ASSIGNED TASK: Within the data below, find the string "Swipe" and return each line where it occurs.

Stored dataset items
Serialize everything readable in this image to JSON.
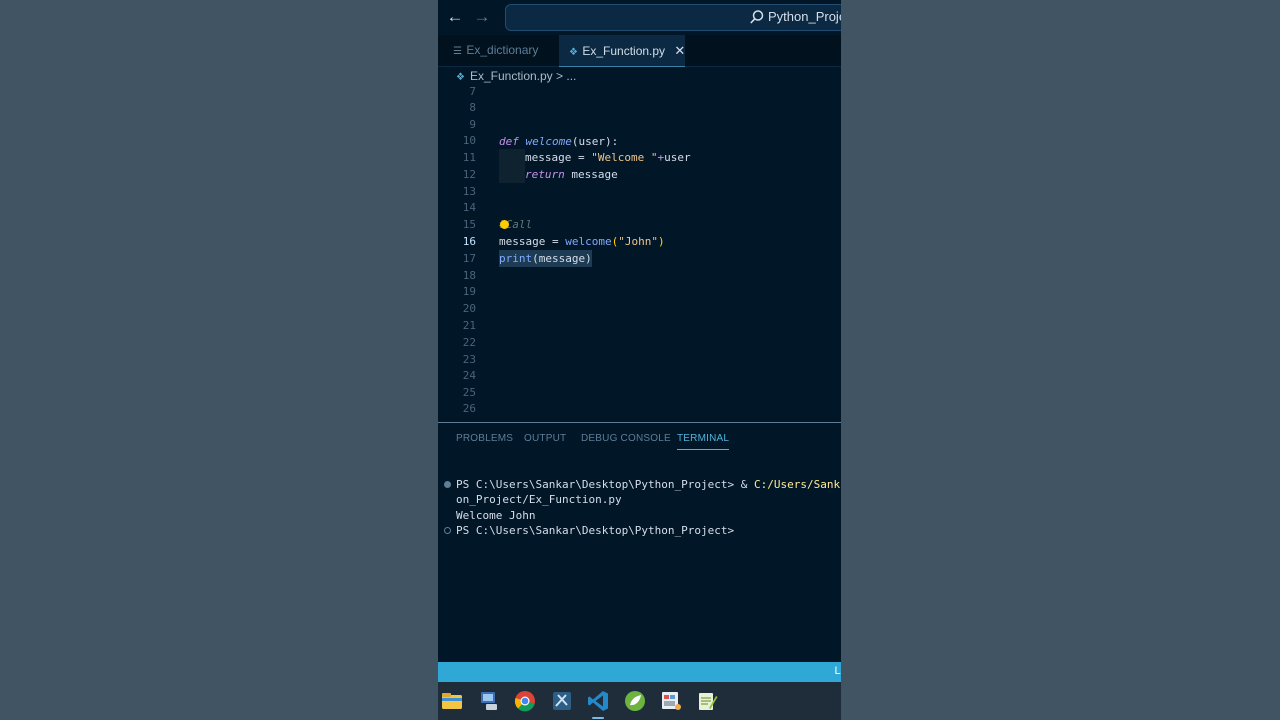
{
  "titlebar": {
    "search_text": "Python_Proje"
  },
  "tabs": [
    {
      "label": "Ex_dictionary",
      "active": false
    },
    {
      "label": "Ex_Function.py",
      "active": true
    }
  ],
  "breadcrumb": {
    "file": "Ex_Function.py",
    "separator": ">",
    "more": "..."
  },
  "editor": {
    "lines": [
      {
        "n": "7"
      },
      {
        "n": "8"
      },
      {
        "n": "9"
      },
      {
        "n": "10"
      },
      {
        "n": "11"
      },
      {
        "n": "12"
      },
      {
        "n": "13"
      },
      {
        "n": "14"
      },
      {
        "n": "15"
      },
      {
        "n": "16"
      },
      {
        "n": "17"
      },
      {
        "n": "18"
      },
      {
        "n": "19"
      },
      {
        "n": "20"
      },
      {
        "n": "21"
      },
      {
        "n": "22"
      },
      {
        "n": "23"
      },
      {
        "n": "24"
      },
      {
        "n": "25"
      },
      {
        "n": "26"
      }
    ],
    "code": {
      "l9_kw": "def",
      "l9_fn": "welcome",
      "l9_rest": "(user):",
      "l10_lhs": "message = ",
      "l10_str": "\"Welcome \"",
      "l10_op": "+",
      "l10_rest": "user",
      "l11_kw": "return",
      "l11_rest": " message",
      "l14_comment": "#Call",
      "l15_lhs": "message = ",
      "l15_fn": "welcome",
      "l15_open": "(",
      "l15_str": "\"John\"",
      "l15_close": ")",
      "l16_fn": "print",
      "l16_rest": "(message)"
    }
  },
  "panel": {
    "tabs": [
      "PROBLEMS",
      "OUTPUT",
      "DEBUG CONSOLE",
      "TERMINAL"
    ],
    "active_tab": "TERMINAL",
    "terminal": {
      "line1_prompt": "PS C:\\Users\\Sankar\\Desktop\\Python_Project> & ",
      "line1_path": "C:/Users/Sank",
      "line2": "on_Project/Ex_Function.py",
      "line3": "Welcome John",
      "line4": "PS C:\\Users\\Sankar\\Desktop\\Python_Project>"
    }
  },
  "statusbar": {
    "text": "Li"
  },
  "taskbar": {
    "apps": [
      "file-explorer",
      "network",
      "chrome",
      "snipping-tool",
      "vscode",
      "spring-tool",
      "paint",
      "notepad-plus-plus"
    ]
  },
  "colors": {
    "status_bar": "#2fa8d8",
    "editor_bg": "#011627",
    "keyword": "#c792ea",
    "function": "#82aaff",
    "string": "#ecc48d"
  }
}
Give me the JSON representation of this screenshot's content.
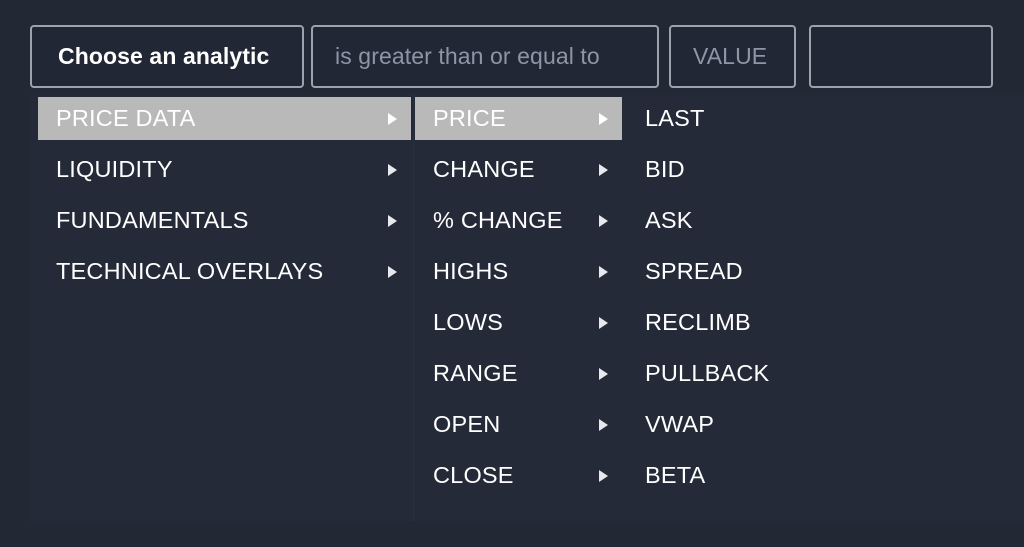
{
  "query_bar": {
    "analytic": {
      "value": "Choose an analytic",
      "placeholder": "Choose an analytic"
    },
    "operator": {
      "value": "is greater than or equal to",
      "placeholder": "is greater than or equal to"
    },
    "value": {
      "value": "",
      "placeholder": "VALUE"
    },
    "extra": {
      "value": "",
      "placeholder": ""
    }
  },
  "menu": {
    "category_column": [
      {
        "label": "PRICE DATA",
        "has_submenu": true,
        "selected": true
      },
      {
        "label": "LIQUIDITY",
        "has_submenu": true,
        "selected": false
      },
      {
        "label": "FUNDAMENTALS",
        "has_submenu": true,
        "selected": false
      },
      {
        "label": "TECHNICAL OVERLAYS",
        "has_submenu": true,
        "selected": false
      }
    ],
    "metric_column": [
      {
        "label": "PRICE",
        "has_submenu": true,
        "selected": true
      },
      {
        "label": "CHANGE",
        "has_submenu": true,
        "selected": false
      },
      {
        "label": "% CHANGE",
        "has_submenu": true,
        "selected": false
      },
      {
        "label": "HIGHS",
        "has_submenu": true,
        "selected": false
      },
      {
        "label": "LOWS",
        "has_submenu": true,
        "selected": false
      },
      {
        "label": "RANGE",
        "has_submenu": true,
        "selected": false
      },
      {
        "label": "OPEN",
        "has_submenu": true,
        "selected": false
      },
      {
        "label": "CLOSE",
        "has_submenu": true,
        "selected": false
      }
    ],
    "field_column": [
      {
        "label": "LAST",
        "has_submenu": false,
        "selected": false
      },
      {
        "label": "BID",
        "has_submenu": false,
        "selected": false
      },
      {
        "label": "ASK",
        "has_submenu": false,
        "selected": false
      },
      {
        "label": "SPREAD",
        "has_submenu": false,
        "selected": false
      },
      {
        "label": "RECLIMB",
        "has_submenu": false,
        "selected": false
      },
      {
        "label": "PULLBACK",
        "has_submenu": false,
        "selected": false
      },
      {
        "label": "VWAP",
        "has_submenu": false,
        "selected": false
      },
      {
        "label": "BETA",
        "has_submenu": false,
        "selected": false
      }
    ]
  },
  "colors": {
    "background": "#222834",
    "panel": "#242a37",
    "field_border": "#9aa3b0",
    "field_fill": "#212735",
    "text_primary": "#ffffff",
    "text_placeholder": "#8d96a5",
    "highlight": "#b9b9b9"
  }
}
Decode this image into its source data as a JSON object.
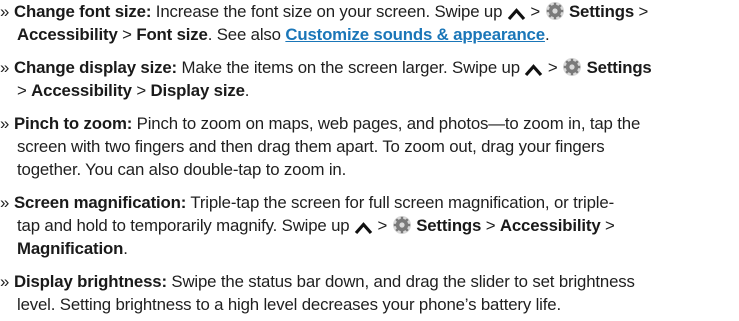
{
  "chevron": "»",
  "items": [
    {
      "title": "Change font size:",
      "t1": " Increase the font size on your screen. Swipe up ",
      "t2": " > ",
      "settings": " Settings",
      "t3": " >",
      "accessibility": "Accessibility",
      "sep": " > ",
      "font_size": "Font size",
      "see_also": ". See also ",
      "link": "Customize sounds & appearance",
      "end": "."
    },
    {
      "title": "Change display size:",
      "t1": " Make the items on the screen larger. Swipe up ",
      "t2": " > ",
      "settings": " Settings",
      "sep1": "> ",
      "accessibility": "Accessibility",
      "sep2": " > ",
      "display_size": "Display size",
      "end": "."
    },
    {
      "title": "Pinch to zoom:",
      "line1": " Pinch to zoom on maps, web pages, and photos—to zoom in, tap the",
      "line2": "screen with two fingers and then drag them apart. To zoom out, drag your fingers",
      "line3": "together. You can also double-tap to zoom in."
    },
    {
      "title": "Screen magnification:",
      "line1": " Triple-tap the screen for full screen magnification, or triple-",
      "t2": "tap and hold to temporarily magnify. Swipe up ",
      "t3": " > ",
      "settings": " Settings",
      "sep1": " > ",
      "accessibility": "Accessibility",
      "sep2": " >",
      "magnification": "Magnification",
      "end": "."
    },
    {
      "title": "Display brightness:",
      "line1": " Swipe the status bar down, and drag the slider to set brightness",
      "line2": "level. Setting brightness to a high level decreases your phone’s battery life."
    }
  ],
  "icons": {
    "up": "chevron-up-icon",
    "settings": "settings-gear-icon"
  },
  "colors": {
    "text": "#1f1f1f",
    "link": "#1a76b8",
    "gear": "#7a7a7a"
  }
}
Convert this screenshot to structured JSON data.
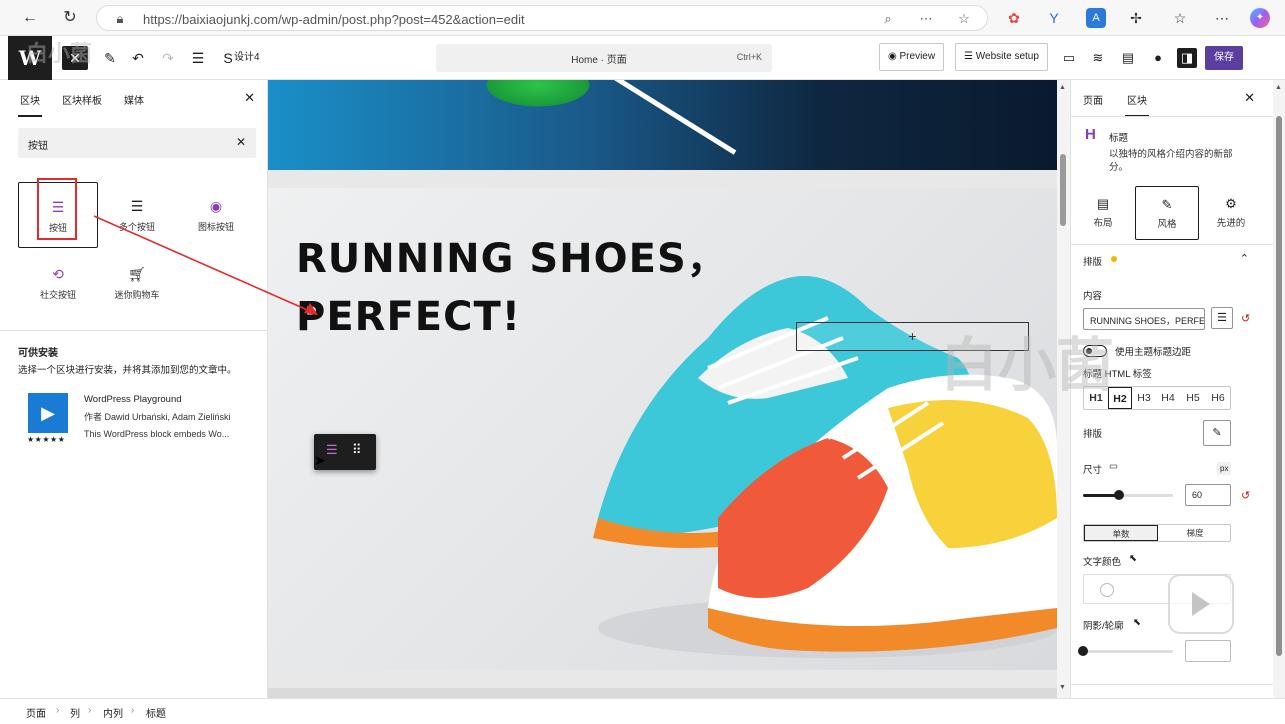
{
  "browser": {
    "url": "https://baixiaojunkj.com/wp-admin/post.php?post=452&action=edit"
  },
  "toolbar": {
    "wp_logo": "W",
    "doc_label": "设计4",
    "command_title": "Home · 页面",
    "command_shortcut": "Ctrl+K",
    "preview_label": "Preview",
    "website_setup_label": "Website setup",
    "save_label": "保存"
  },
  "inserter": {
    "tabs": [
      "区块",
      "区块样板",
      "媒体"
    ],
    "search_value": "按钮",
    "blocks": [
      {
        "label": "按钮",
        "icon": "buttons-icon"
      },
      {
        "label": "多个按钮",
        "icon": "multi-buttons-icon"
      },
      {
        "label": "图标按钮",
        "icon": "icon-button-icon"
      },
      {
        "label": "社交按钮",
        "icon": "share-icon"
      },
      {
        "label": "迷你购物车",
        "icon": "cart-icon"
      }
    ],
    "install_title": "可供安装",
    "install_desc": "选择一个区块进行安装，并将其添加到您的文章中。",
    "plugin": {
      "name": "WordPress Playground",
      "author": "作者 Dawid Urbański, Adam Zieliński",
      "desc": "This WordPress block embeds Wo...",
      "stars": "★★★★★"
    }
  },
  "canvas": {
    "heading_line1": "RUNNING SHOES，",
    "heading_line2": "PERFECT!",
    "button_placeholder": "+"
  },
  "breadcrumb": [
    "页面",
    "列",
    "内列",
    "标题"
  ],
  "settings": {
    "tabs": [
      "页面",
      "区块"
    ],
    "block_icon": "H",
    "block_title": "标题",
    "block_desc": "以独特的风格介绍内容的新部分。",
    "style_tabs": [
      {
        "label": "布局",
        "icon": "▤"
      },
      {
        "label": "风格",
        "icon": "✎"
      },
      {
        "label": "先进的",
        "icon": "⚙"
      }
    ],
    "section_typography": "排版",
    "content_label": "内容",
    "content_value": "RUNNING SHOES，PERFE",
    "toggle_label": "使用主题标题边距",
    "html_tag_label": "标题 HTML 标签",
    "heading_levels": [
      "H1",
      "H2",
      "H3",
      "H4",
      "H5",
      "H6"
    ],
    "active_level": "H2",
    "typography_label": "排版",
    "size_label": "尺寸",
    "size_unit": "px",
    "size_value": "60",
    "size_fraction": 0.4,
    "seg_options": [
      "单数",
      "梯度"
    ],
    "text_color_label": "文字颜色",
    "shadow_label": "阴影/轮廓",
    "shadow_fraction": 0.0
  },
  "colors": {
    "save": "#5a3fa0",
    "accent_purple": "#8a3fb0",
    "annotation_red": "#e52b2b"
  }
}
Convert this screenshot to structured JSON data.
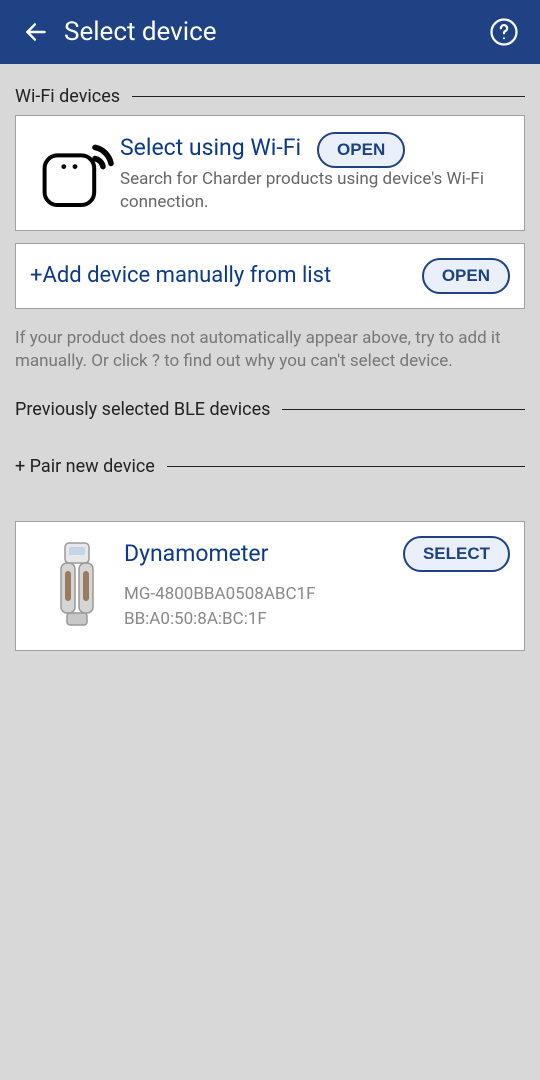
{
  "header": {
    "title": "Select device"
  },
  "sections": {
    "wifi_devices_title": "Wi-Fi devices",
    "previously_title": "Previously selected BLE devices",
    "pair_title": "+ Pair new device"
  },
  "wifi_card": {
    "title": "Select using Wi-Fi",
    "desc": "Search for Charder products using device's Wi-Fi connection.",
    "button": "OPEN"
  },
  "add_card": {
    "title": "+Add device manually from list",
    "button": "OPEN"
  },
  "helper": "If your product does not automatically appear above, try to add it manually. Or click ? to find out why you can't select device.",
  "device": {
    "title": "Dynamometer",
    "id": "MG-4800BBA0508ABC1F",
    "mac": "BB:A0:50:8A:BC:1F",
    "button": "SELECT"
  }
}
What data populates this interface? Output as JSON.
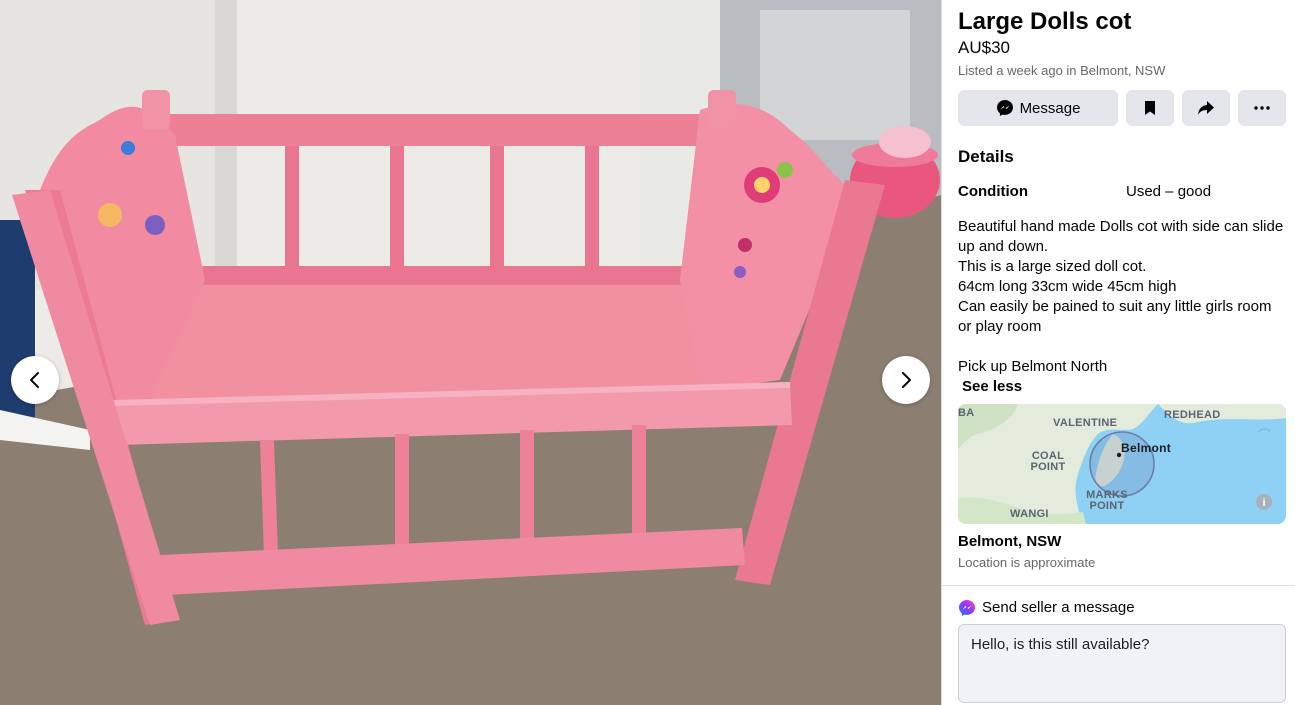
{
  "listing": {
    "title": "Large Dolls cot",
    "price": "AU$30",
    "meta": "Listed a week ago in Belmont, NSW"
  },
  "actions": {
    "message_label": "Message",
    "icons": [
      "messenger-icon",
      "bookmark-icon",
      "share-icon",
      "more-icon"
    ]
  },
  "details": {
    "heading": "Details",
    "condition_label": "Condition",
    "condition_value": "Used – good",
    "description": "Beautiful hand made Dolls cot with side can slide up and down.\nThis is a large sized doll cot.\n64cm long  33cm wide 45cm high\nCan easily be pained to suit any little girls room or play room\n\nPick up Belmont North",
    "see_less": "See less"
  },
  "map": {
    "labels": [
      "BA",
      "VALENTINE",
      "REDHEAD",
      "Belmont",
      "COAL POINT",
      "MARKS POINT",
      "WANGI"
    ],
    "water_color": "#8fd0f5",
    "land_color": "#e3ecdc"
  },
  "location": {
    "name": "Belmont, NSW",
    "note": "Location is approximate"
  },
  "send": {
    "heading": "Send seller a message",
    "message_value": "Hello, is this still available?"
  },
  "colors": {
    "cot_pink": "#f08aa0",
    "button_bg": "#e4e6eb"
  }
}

RESPONSE BELOW:
      "t1": " Increase the font size on your screen. Swipe up ",
      "t1": " Make the items on the screen larger. Swipe up ",
      "t2": "tap and hold to temporarily magnify. Swipe up ",
      "line1": " Swipe the status bar down, and drag the slider to set brightness",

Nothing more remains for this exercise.